*** Stored data Section Begins ***

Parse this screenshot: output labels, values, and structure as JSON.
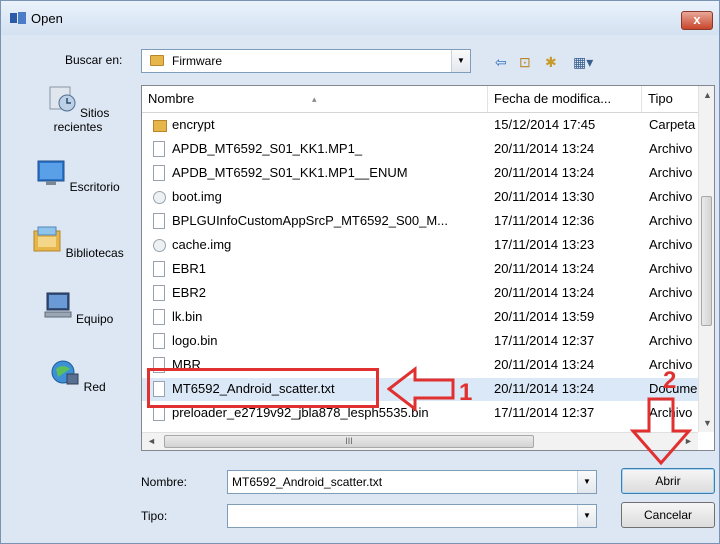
{
  "window": {
    "title": "Open",
    "close_label": "x"
  },
  "toolbar": {
    "look_in_label": "Buscar en:",
    "look_in_value": "Firmware",
    "back_glyph": "⇦",
    "up_glyph": "⊡",
    "newfolder_glyph": "✱",
    "view_glyph": "▦▾"
  },
  "places": [
    {
      "label": "Sitios recientes",
      "icon": "recent-places-icon"
    },
    {
      "label": "Escritorio",
      "icon": "desktop-icon"
    },
    {
      "label": "Bibliotecas",
      "icon": "libraries-icon"
    },
    {
      "label": "Equipo",
      "icon": "computer-icon"
    },
    {
      "label": "Red",
      "icon": "network-icon"
    }
  ],
  "columns": {
    "name": "Nombre",
    "date": "Fecha de modifica...",
    "type": "Tipo"
  },
  "files": [
    {
      "name": "encrypt",
      "date": "15/12/2014 17:45",
      "type": "Carpeta",
      "kind": "folder"
    },
    {
      "name": "APDB_MT6592_S01_KK1.MP1_",
      "date": "20/11/2014 13:24",
      "type": "Archivo",
      "kind": "file"
    },
    {
      "name": "APDB_MT6592_S01_KK1.MP1__ENUM",
      "date": "20/11/2014 13:24",
      "type": "Archivo",
      "kind": "file"
    },
    {
      "name": "boot.img",
      "date": "20/11/2014 13:30",
      "type": "Archivo",
      "kind": "img"
    },
    {
      "name": "BPLGUInfoCustomAppSrcP_MT6592_S00_M...",
      "date": "17/11/2014 12:36",
      "type": "Archivo",
      "kind": "file"
    },
    {
      "name": "cache.img",
      "date": "17/11/2014 13:23",
      "type": "Archivo",
      "kind": "img"
    },
    {
      "name": "EBR1",
      "date": "20/11/2014 13:24",
      "type": "Archivo",
      "kind": "file"
    },
    {
      "name": "EBR2",
      "date": "20/11/2014 13:24",
      "type": "Archivo",
      "kind": "file"
    },
    {
      "name": "lk.bin",
      "date": "20/11/2014 13:59",
      "type": "Archivo",
      "kind": "file"
    },
    {
      "name": "logo.bin",
      "date": "17/11/2014 12:37",
      "type": "Archivo",
      "kind": "file"
    },
    {
      "name": "MBR",
      "date": "20/11/2014 13:24",
      "type": "Archivo",
      "kind": "file"
    },
    {
      "name": "MT6592_Android_scatter.txt",
      "date": "20/11/2014 13:24",
      "type": "Documento",
      "kind": "file",
      "selected": true
    },
    {
      "name": "preloader_e2719v92_jbla878_lesph5535.bin",
      "date": "17/11/2014 12:37",
      "type": "Archivo",
      "kind": "file"
    }
  ],
  "scroll": {
    "hthumb_grip": "III",
    "up_arrow": "▲",
    "down_arrow": "▼",
    "left_arrow": "◄",
    "right_arrow": "►"
  },
  "bottom": {
    "name_label": "Nombre:",
    "name_value": "MT6592_Android_scatter.txt",
    "type_label": "Tipo:",
    "type_value": "",
    "open_button": "Abrir",
    "cancel_button": "Cancelar",
    "combo_arrow": "▼"
  },
  "annotations": {
    "step1": "1",
    "step2": "2",
    "color": "#e03030"
  }
}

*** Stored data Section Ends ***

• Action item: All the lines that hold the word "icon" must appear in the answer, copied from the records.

• Exercise output:
      "icon": "recent-places-icon"
      "icon": "desktop-icon"
      "icon": "libraries-icon"
      "icon": "computer-icon"
      "icon": "network-icon"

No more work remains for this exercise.